Token sales of any type that are sold to U.S. residents but are not registered with the SEC violate federal securities laws of that country. For this reason, the companies responsible for these actions are subject to fine.
Between 2016 and 2020, the SEC filed charges against 27 completed ICOs. This number does not include the number of ongoing investigations conducted by the regulator or the cases that have not publicly disclose settlement terms.
This situation has generated greater caution among cryptocurrency investors. According to ICOBench, the total monthly funds raised by ICOs declined from a high of $3.45 billion in 2018 to $18 million at the beginning of 2019.
To analyze companies that conduct unregistered securities offerings, the SEC operates in three steps: disgorgement, civil penalties, and prejudgment interest.
The SEC can also place injunctions and restrictions on an individual’s ability to work in the securities industry or serve as an officer or director of a public company. However, the SEC cannot put people in jail.

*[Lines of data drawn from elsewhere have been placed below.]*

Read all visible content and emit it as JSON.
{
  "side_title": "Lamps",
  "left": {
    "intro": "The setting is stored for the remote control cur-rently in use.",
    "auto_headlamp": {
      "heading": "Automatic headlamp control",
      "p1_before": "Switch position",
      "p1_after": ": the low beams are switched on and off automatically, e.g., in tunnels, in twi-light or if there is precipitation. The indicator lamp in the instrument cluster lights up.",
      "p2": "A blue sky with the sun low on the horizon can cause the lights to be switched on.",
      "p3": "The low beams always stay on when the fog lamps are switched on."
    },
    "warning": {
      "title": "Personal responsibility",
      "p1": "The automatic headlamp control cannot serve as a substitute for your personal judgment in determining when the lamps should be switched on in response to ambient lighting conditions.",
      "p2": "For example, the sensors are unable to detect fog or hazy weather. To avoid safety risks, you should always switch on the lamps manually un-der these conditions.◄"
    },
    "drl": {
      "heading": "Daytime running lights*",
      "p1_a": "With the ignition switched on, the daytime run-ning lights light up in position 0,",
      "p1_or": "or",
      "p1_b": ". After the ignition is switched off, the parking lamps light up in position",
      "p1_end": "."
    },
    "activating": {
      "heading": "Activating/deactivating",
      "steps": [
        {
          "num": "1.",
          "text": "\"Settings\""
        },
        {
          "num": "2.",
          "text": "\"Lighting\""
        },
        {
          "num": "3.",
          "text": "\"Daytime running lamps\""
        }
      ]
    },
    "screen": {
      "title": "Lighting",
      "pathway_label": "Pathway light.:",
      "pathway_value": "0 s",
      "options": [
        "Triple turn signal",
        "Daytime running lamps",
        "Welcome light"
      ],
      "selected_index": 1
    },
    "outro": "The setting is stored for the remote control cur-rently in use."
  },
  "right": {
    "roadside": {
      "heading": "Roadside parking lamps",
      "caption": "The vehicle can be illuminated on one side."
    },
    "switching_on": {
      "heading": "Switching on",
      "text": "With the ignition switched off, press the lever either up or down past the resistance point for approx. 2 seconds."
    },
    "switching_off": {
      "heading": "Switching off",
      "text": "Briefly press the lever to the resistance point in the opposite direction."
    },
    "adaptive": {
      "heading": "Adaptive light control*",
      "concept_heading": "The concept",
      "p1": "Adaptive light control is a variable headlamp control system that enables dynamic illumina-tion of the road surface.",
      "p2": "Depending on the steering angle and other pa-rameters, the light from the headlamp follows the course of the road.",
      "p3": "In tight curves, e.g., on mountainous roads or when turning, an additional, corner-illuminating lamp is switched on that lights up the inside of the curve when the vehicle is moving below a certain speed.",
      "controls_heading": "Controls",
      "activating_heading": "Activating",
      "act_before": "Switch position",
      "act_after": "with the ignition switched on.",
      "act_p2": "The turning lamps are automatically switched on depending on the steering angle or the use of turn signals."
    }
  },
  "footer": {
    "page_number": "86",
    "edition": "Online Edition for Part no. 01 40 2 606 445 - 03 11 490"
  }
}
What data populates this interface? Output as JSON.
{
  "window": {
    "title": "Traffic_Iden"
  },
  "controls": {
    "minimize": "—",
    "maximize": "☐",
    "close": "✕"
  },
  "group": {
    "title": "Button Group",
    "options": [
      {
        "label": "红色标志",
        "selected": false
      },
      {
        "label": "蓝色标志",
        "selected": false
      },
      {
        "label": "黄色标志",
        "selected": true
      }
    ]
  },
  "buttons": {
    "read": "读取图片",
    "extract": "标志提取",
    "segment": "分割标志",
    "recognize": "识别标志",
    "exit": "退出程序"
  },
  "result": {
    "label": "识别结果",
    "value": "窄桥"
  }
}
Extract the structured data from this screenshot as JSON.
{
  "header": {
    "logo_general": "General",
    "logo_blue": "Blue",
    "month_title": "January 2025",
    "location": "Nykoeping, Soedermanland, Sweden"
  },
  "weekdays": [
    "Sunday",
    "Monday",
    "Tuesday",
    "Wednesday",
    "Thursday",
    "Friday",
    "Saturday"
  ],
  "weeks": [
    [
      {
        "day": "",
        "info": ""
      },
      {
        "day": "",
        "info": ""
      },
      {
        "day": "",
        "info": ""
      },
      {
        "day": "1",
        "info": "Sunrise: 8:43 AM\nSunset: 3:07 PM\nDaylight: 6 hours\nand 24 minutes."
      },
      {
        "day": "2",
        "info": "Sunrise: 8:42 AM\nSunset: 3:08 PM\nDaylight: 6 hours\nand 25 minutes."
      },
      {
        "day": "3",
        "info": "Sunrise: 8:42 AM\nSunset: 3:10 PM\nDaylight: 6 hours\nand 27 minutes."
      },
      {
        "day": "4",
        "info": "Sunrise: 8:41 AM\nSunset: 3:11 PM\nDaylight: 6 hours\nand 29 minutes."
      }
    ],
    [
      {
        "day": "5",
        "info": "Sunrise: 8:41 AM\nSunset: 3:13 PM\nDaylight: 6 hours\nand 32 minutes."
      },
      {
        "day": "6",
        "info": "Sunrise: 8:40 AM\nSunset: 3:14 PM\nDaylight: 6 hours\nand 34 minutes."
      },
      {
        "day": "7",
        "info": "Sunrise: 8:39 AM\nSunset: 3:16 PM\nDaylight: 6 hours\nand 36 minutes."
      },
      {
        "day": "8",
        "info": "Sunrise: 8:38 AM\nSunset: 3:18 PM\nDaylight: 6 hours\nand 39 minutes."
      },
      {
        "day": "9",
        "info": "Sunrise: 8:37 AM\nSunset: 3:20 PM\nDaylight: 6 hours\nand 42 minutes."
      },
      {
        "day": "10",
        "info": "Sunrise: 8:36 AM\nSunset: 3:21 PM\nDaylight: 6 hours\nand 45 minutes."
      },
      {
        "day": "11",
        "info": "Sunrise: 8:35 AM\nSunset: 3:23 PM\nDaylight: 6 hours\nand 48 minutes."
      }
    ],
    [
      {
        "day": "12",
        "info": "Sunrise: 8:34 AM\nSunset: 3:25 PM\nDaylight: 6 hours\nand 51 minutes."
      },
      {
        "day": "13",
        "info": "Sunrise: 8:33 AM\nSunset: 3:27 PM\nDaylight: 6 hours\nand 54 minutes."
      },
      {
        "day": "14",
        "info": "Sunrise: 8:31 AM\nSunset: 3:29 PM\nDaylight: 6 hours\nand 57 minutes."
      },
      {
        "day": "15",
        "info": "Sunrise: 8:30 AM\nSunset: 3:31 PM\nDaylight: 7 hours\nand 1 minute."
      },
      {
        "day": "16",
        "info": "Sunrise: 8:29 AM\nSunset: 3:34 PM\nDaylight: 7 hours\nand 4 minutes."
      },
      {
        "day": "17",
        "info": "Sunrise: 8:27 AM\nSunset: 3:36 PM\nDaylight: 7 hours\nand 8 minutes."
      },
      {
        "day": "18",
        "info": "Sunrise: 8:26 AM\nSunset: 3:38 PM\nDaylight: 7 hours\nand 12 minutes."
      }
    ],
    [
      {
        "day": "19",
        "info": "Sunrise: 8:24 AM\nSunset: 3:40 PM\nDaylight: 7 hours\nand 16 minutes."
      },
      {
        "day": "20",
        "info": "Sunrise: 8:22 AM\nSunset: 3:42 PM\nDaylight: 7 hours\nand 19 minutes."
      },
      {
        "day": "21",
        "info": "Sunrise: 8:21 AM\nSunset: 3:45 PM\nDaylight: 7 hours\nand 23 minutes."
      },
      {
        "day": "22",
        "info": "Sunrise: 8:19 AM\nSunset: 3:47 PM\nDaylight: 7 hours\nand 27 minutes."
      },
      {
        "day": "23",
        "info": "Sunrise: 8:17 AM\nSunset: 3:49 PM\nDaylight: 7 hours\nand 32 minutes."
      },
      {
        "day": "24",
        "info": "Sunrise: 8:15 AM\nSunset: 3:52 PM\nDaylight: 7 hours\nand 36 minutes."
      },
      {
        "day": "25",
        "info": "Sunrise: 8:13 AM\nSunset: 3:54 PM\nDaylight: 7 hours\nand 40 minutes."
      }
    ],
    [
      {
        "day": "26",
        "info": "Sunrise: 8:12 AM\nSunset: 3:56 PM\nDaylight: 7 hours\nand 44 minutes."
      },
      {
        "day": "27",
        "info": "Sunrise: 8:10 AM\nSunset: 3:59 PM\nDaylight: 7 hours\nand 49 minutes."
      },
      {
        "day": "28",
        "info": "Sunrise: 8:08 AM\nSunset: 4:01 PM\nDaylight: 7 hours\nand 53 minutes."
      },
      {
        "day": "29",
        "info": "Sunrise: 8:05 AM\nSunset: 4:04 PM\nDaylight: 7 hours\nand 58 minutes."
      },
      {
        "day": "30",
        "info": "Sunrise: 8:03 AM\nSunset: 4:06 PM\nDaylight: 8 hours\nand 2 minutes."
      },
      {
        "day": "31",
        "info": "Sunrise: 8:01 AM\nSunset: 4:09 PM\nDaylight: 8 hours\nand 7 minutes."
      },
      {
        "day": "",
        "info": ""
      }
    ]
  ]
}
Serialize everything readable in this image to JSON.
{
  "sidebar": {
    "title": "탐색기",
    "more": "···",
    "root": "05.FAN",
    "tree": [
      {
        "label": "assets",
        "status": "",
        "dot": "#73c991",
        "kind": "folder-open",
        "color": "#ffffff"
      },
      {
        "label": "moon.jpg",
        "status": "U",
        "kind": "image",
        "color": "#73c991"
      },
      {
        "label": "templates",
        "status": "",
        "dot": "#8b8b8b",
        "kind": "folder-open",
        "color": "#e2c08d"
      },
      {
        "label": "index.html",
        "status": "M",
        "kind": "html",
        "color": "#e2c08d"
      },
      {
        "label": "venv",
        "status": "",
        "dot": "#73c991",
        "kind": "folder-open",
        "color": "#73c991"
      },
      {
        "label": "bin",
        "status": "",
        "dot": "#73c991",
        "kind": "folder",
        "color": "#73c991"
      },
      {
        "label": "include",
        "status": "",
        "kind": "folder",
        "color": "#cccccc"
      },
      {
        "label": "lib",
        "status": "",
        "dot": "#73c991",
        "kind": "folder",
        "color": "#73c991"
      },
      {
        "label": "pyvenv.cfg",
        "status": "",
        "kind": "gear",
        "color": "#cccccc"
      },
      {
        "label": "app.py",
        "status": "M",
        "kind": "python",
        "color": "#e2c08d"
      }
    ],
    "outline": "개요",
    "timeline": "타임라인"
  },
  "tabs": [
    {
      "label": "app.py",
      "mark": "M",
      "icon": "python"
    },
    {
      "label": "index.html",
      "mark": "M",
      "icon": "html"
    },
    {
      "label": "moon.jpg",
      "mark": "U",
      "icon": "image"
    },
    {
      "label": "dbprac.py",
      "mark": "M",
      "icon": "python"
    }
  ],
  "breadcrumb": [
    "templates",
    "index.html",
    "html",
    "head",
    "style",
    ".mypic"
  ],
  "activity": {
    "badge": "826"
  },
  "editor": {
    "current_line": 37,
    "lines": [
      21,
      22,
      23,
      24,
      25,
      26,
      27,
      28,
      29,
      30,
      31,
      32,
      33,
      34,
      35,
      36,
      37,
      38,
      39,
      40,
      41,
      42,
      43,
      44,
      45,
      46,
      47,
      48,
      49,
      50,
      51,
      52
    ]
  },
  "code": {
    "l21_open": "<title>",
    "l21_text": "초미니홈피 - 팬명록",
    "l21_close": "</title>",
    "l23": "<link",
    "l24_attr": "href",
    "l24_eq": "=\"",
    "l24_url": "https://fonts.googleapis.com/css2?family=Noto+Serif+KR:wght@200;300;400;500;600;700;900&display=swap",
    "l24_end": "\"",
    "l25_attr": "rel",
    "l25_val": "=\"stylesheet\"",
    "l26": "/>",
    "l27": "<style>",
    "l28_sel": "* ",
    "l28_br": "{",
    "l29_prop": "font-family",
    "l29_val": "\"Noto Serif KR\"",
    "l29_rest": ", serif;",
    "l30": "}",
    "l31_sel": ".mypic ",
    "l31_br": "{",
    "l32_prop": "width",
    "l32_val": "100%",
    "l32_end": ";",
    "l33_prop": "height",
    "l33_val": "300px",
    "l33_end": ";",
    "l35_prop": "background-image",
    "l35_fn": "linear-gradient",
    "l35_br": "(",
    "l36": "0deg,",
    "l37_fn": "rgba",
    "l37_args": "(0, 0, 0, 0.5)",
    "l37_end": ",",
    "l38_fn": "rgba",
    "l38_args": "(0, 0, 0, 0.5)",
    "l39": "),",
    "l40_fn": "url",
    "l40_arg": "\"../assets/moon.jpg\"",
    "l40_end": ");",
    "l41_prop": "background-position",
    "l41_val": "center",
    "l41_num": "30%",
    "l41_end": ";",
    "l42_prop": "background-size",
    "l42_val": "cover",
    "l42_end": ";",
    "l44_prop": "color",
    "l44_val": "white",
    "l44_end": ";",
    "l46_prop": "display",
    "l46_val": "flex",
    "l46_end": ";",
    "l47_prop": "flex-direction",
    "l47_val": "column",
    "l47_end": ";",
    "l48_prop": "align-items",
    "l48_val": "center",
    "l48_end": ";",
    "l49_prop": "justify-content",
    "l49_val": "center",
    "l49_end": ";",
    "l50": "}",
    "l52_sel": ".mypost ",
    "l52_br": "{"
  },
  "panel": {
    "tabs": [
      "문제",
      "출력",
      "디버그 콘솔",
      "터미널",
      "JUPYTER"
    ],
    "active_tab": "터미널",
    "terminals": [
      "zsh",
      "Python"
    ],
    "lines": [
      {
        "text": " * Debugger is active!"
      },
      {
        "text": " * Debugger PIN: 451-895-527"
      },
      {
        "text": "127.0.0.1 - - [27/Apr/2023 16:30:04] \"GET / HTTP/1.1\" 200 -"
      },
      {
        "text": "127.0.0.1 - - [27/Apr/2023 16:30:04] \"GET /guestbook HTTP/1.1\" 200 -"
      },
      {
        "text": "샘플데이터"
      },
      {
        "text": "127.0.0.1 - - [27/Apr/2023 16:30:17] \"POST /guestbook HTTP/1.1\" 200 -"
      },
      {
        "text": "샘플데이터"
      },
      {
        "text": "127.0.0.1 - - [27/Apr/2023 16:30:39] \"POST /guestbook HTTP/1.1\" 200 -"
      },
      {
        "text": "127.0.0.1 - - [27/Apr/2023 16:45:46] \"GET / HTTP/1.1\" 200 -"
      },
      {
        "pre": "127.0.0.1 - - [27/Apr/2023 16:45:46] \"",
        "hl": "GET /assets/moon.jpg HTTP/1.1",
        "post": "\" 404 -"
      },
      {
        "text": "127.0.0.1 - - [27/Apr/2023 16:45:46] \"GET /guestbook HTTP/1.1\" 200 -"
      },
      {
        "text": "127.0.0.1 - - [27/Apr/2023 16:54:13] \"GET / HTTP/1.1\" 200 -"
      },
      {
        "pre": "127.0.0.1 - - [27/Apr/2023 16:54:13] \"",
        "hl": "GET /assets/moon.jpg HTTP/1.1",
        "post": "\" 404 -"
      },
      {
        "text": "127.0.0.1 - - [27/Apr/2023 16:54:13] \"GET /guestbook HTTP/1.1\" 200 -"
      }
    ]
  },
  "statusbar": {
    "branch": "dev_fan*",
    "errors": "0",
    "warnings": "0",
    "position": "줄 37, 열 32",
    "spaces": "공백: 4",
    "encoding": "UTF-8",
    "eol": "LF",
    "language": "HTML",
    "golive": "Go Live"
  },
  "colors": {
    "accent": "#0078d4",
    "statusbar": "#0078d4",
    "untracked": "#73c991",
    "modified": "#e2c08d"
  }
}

The amount of disgorgement, civil penalty, and prejudgment interest has not yet been settled for these two cases. It would be difficult to predict the final decision since each case is different and SEC does not pursue a unique model of suspicious companies.
Something true and very important is that as the number of SEC-penalized ICOs increases, the importance of regulatory compliance for investors strengthens. They want to avoid any inconvenience.
The resolution of the most known and pending cases since 2019, such as Telegram and Kik ICO, will serve investors, shortly, as important references to see the regulatory behavior of the USA.
In this way, the crypto community will learn a little more about the business and financing models of ICO allowed by the SEC, as well as the scope that this entity also gives to blockchain technology and crypto operations.
By María Rodríguez